And if breeders have worked to give certain breeds stronger tails, with that in mind, then they had the wrong thing in mind, which is often the case. Their tinkering with dog breeds to make them cuter, lower maintenance or more useful to humans — all in the name of sales, of course — leads to no good, and to bogus arguments like this one.
2. You shouldn’t do it, but, being highly skilled professionals, it’s OK for us to lift certain small breeds by their tails. Balderdash! Running around in a circle with a dog, and brushing its hair, doesn’t make you a highly skilled professional. Showing a dog doesn’t require a Ph.D. You’re not a doctor, and if you were you’d know that the tail being an extension of the spine, it should not be used to hold up even part of a dog’s weight.
3. When a dog is picked up that way, most of the pressure is on the front end of the dog, and the tail is simply used as a guide. Bullshit — pardon our language — but anyone with the slightest understanding of physics can see that, when a dog is picked up this way, the tail is carrying at least some of the dog’s weight. And when the front end is being supported by a hand on his or her throat, rather than his or her chest, that too is problematic.
4. If it hurt them, dogs would yelp and whine. Wrong again! That’s not true of real-world dogs, or show dogs — maybe especially show dogs who have accepted the fact that the human showing them is going to do this, just as they have accepted the judges who insist on grasping their packages to check for “conformity.”
5. We’ve always done it that way. We all know that is no defense at all; rather, it’s an excuse used by those who — even when someone is showing them a better way — stubbornly insist on living in the past. And if ever there was a vestige of the past, it’s purebred dog shows.
Those defending the practice offer plenty of what they, at least, see as justification, but little explanation of the reason for picking up a dog this way in the first place.

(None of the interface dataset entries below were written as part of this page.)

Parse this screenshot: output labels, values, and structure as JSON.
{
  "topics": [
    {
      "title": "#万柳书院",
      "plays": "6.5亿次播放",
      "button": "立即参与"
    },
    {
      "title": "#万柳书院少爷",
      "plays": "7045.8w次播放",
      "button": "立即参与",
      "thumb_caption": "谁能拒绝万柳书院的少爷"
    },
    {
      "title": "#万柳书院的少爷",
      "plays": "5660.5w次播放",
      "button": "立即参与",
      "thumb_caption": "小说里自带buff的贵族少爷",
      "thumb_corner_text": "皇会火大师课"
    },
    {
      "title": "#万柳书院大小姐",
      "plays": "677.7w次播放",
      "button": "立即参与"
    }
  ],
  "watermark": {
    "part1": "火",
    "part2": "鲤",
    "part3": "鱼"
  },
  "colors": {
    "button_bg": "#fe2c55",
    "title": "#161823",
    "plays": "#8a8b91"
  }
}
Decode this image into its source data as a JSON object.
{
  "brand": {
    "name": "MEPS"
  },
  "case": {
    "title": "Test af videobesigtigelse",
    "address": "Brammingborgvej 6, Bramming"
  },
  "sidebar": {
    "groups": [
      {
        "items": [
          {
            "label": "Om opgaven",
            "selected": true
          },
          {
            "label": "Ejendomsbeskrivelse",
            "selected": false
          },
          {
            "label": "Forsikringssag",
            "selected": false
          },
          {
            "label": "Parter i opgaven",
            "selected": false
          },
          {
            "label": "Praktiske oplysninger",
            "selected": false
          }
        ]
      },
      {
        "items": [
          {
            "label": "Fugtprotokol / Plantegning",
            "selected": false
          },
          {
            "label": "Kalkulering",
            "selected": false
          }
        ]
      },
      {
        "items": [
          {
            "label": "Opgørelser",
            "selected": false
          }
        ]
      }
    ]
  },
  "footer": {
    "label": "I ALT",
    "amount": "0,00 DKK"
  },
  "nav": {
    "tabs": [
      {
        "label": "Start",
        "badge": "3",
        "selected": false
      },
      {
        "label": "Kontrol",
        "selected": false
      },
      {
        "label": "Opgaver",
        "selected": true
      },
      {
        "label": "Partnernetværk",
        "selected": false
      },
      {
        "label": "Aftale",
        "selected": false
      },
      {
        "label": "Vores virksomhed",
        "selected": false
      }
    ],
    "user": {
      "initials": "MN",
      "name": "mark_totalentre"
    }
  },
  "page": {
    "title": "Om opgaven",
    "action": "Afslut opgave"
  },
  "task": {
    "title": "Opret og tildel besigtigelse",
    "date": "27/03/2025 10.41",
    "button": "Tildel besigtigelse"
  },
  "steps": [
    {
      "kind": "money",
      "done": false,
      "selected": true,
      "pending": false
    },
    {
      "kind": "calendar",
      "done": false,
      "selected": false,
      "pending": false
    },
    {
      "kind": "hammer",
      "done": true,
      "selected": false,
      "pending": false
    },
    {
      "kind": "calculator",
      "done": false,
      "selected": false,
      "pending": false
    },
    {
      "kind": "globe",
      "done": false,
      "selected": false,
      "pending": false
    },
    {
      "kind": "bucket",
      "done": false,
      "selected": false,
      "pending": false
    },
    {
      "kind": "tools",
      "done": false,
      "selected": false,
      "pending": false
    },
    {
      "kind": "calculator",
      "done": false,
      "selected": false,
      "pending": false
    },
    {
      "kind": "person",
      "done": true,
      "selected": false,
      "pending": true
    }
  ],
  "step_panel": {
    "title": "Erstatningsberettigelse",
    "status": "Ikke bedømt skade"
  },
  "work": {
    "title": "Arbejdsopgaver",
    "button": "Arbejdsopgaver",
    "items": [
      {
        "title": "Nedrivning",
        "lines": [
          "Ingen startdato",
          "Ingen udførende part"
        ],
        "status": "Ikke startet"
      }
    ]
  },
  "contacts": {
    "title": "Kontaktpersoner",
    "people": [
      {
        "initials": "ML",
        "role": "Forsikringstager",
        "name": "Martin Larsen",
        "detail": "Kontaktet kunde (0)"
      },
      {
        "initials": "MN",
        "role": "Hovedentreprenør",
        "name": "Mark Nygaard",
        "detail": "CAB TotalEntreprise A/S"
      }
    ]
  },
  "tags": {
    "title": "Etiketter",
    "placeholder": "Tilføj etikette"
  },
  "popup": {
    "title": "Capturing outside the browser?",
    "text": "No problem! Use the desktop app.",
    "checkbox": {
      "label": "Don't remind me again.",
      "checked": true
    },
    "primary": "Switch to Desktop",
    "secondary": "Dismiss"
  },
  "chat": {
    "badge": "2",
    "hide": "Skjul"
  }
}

That’s probably because it is such a silly and superficial reason: By using those two points of contact, they can avoid messing up the dog’s hair.
In that way, the tail lift symbolizes what, at the root, is wrong with dog shows.
And that’s the “appearance above all” mentality behind them.
Judging dogs on their looks — as called for by breed organizations and breed standards — causes suffering and is not in the best interest of the species.
Shows like Crufts and Westminster value “looks over the welfare and health of dogs which can lead to their early death, and that’s not acceptable if we’re really a nation of dog lovers,” RSPCA spokesperson Violet Owens told the BBC.
Although the dog owner’s comments didn’t sound too apologetic — she said she lifted her dog by the tail due to force of habit — Cross did apologize, according to UK Kennel Club Secretary Caroline Kisko.
And just for the record Kisko also said that — no matter what the breed — picking up a dog by its tail is a no-no, at least at Crufts:
“Those showing at Crufts receive clear written guidance on handling their dog, in order to ensure the dog’s welfare, and this guide makes it clear that dogs should not be handled in this way,” she said.